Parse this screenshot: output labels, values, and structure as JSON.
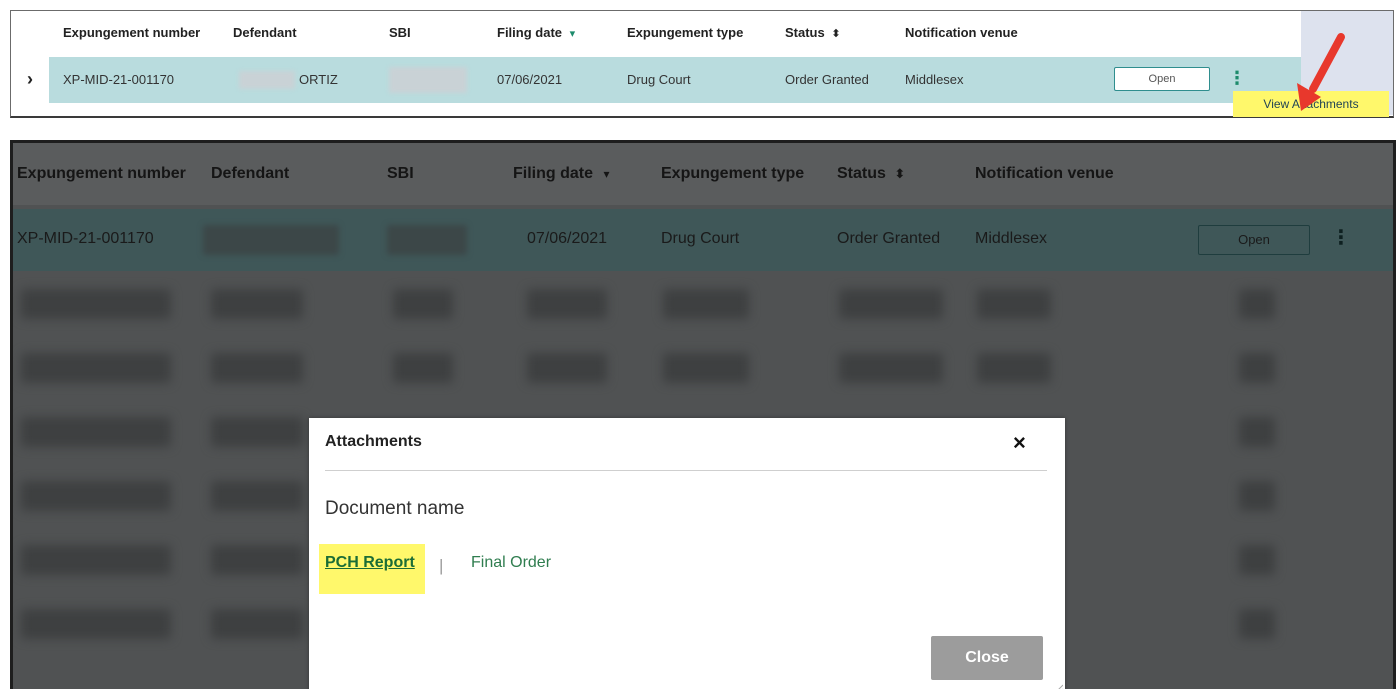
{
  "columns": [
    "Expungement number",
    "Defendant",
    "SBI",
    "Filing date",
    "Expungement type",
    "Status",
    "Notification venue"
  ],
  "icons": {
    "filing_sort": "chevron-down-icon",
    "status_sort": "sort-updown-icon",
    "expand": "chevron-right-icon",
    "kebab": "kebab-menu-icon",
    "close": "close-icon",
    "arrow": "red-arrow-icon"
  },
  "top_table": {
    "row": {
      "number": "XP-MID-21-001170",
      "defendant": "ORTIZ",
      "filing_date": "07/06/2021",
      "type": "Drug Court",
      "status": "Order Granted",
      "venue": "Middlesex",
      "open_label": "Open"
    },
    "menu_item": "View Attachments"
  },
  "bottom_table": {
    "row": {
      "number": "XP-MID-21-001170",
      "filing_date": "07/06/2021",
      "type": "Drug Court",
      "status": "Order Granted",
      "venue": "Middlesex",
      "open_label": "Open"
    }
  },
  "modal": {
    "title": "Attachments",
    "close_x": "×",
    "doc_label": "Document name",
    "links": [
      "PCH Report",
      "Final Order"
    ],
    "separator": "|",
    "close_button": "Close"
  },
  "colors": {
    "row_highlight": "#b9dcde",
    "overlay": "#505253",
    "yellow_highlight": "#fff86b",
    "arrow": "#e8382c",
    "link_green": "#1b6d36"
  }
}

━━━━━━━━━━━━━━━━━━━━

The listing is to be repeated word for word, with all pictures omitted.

== TASK SOLUTION ==
Parse this screenshot: output labels, values, and structure as JSON.
{
  "columns": [
    "Expungement number",
    "Defendant",
    "SBI",
    "Filing date",
    "Expungement type",
    "Status",
    "Notification venue"
  ],
  "icons": {
    "filing_sort": "chevron-down-icon",
    "status_sort": "sort-updown-icon",
    "expand": "chevron-right-icon",
    "kebab": "kebab-menu-icon",
    "close": "close-icon",
    "arrow": "red-arrow-icon"
  },
  "top_table": {
    "row": {
      "number": "XP-MID-21-001170",
      "defendant": "ORTIZ",
      "filing_date": "07/06/2021",
      "type": "Drug Court",
      "status": "Order Granted",
      "venue": "Middlesex",
      "open_label": "Open"
    },
    "menu_item": "View Attachments"
  },
  "bottom_table": {
    "row": {
      "number": "XP-MID-21-001170",
      "filing_date": "07/06/2021",
      "type": "Drug Court",
      "status": "Order Granted",
      "venue": "Middlesex",
      "open_label": "Open"
    }
  },
  "modal": {
    "title": "Attachments",
    "close_x": "×",
    "doc_label": "Document name",
    "links": [
      "PCH Report",
      "Final Order"
    ],
    "separator": "|",
    "close_button": "Close"
  },
  "colors": {
    "row_highlight": "#b9dcde",
    "overlay": "#505253",
    "yellow_highlight": "#fff86b",
    "arrow": "#e8382c",
    "link_green": "#1b6d36"
  }
}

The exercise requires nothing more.